But that feeling was not universal, particularly among more moderate members of a House Democratic caucus that has grown increasingly liberal in recent elections.
During Monday’s debate, state Rep. Brian Clem, D-Salem, rose to announce that he would not run for re-election for personal reasons. With that decision revealed, he chided Kotek for breaking faith with Republicans.
“You cannot go back on your word,” said Clem, one of two Democrats who voted against proposed legislative district maps that should maintain their party’s edge in the House. “It was supposed to be bipartisan or nothing. The change in the process is more than I can stomach... This is not okay and I just can’t dignify it with my vote.”
Clem said Tuesday that he’d grown tired of increasingly bellicose politics in Salem, where he said members in both parties are willing to go to increasing lengths to achieve their ideological goals. He said Kotek breaking her deal was one example of that, but he also criticized Republicans for attempting to censure the speaker.
“All of us are guilty of doing things,” he said. “You don’t have anything for currency in the Capitol, so you shake hands and you make a deal. [When you break a deal], especially when it’s public like that, it’s irreparable.”

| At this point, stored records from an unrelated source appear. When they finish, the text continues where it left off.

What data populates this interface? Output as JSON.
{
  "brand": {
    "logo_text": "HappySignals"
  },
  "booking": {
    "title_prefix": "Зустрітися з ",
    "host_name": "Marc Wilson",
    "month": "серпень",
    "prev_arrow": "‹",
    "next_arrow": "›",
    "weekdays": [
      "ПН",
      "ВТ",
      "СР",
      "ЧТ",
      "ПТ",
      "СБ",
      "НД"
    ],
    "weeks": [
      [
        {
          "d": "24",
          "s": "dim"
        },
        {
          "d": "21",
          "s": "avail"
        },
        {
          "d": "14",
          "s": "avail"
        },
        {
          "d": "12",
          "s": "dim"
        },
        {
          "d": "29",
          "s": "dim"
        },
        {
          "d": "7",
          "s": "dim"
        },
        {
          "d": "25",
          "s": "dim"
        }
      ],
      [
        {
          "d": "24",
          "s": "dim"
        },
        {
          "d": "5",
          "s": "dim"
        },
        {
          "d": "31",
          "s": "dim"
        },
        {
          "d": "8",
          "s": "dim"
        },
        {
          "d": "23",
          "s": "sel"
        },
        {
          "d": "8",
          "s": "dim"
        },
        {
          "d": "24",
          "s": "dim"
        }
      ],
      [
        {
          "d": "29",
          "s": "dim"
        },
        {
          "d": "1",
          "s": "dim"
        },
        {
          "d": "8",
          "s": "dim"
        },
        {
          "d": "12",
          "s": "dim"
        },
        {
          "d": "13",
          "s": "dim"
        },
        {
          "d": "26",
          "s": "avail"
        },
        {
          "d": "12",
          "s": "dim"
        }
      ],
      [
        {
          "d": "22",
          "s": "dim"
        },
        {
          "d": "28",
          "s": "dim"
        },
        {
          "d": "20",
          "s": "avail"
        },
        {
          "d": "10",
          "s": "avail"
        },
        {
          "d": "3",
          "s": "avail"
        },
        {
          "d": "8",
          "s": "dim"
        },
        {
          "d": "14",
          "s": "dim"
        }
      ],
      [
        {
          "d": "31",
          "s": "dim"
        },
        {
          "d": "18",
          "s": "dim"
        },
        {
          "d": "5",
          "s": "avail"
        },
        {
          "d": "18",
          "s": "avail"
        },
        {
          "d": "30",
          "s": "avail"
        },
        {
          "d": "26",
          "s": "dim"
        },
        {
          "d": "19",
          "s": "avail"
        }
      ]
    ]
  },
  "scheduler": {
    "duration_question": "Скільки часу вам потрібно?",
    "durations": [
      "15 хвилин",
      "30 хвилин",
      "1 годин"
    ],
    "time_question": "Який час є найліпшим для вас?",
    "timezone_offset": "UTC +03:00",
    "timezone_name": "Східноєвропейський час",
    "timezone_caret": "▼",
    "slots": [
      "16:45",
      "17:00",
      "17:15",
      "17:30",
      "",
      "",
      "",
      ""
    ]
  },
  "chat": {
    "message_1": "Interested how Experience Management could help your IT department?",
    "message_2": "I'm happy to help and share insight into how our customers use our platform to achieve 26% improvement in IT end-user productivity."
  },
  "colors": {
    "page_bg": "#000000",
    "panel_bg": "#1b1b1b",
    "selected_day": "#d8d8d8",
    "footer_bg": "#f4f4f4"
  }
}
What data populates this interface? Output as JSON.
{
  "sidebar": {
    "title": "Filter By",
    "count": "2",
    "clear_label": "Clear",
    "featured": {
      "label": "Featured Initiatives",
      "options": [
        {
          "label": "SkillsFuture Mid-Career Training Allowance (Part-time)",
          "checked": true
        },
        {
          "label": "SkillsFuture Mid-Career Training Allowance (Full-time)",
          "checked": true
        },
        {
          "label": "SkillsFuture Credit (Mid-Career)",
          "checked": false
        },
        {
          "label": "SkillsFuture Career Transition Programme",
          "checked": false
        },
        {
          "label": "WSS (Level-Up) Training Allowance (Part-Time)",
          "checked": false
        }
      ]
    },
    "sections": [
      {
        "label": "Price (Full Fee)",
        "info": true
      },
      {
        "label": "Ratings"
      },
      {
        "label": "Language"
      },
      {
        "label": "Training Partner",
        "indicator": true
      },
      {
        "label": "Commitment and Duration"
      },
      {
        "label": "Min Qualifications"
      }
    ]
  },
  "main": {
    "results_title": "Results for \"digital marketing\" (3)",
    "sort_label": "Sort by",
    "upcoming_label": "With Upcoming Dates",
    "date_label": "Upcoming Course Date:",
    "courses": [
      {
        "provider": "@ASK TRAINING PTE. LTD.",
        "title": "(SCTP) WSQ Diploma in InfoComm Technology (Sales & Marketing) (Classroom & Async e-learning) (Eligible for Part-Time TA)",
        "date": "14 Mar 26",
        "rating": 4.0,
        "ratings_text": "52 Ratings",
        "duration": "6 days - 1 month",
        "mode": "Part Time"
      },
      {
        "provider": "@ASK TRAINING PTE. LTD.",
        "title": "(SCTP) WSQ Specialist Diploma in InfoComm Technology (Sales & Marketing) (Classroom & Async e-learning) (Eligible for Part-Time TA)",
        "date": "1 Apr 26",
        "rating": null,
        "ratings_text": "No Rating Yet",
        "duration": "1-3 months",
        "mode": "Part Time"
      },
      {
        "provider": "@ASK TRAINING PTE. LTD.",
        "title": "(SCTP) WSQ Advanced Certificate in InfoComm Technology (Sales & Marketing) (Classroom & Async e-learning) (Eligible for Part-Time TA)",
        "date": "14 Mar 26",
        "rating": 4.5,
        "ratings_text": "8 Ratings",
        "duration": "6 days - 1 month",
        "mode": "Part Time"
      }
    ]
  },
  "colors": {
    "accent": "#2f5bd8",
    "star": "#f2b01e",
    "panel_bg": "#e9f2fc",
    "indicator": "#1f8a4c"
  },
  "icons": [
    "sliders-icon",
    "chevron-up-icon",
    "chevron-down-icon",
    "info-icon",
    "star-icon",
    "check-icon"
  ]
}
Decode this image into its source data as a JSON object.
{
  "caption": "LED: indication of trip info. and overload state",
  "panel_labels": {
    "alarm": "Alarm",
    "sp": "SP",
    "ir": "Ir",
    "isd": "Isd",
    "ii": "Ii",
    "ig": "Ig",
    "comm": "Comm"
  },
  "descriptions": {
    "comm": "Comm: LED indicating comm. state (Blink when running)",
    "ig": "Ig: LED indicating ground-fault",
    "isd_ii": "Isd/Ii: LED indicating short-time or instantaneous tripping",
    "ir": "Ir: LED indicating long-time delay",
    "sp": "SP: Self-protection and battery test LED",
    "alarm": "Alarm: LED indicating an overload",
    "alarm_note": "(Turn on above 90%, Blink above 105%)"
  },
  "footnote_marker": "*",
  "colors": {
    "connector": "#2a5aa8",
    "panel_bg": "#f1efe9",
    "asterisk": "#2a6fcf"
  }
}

Fallout from the scuttled agreement also prompted one Democrat to make an announcement many had expected. State Rep. Janelle Bynum, D-Happy Valley, will once again pursue the House speakership.
“If the session proved anything, it’s that we need a reset,” Bynum wrote in a Facebook post Tuesday. “I’m not saying it has to be puppies and lollipops, but I think there’s lots of room for us to do better in terms of how we interact with one another.”

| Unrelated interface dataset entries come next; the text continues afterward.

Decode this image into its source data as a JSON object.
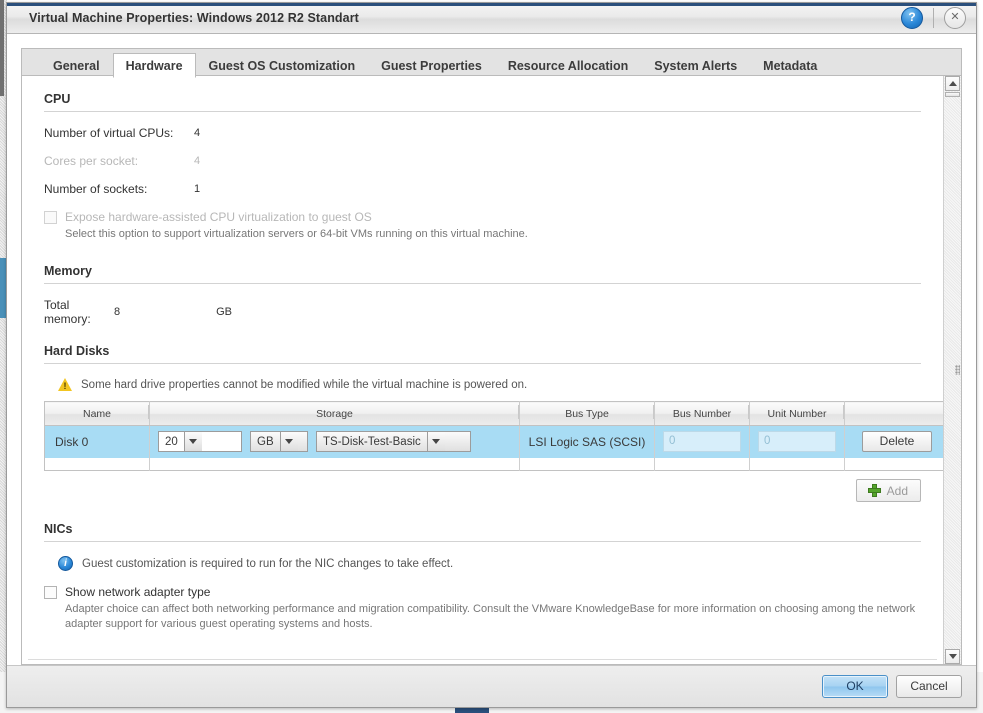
{
  "window": {
    "title": "Virtual Machine Properties: Windows 2012 R2 Standart",
    "help_icon": "help-circle-icon",
    "help_glyph": "?",
    "close_icon": "close-icon",
    "close_glyph": "✕"
  },
  "tabs": [
    {
      "label": "General",
      "active": false
    },
    {
      "label": "Hardware",
      "active": true
    },
    {
      "label": "Guest OS Customization",
      "active": false
    },
    {
      "label": "Guest Properties",
      "active": false
    },
    {
      "label": "Resource Allocation",
      "active": false
    },
    {
      "label": "System Alerts",
      "active": false
    },
    {
      "label": "Metadata",
      "active": false
    }
  ],
  "cpu": {
    "section_title": "CPU",
    "virtual_cpus_label": "Number of virtual CPUs:",
    "virtual_cpus_value": "4",
    "cores_per_socket_label": "Cores per socket:",
    "cores_per_socket_value": "4",
    "sockets_label": "Number of sockets:",
    "sockets_value": "1",
    "expose_hv_label": "Expose hardware-assisted CPU virtualization to guest OS",
    "expose_hv_hint": "Select this option to support virtualization servers or 64-bit VMs running on this virtual machine.",
    "expose_hv_checked": false
  },
  "memory": {
    "section_title": "Memory",
    "total_label": "Total memory:",
    "total_value": "8",
    "total_unit": "GB"
  },
  "hard_disks": {
    "section_title": "Hard Disks",
    "warning_icon": "warning-triangle-icon",
    "warning_text": "Some hard drive properties cannot be modified while the virtual machine is powered on.",
    "columns": [
      "Name",
      "Storage",
      "Bus Type",
      "Bus Number",
      "Unit Number",
      ""
    ],
    "rows": [
      {
        "name": "Disk 0",
        "size": "20",
        "unit": "GB",
        "storage_profile": "TS-Disk-Test-Basic",
        "bus_type": "LSI Logic SAS (SCSI)",
        "bus_number": "0",
        "unit_number": "0",
        "action_label": "Delete"
      }
    ],
    "add_label": "Add",
    "add_icon": "plus-icon"
  },
  "nics": {
    "section_title": "NICs",
    "info_icon": "info-circle-icon",
    "info_text": "Guest customization is required to run for the NIC changes to take effect.",
    "show_adapter_label": "Show network adapter type",
    "show_adapter_checked": false,
    "show_adapter_hint": "Adapter choice can affect both networking performance and migration compatibility. Consult the VMware KnowledgeBase for more information on choosing among the network adapter support for various guest operating systems and hosts."
  },
  "scrollbar": {
    "up_icon": "scroll-up-arrow-icon",
    "down_icon": "scroll-down-arrow-icon",
    "thumb": "scroll-thumb"
  },
  "footer": {
    "ok_label": "OK",
    "cancel_label": "Cancel"
  },
  "colors": {
    "accent": "#2a4f7c",
    "selection_row": "#a8dcf4",
    "primary_button": "#a7d3f2",
    "warning": "#f2c521",
    "info": "#2b88d8",
    "add_plus": "#55a52b"
  }
}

Bynum, who was preparing to challenge Kotek for the speakership earlier this year before reaching her own handshake deal with the speaker, said she’ll once again run once nominations are open. Under normal timelines that would not be until late 2022, but that could change if Kotek decides to step down from the role as she runs for governor. A spokesman said Monday she planned to remain speaker during next year’s one-month legislative session.
“We’re definitely going to have to do some repair work between now and then,” Bynum said Tuesday, when asked about how the redistricting fight could impact the 2022 session. “Otherwise I think people will decide not to run [for office]. It’s terribly frustrating to be caught in the middle of that and to feel powerless.”
For her part, Kotek declined to speculate on Monday about whether the frustrations from the redistricting fight were likely to bleed into future sessions. “I try not to project that far ahead,” she said. “I take one challenge at a time.”
But the speaker did not hesitate to place blame for the heightened tension that has marked the House in recent years, noting she’d led the chamber through nine regular and six special sessions.
“I’ve had my challenges with Republican leaders, but not to the level that I’ve had with Leader Drazan,” Kotek said. “I think you should ask her why she has such a difficult time succeeding for her caucus... I have a track record working across the aisle with everybody. My problem lies with her.”
How the interpersonal fracture plays out in the future is not clear. Asked about it on Tuesday, a spokesman for Drazan pointed to her statement advocating for Kotek’s censure.
If Republicans do seek to influence next year’s session with parliamentary delays or walkouts, it might be their last opportunity. A coalition of Democratic allies have begun pursuing measures on the 2022 ballot that would penalize lawmakers for blocking legislative action by walking away, and effectively eliminate their ability to require bills to be read in full.
The coalition, No More Costly Walkouts, currently has four potential measures in play, and has said it will decide which to put before voters based on official ballot language and polling.
“The coalition will move forward one or more of those but they aren’t ready to make an announcement,” said Patty Wentz, a consultant working for the group. She added the group is “holding firm on the fact there need to be consequences for walking off the job.”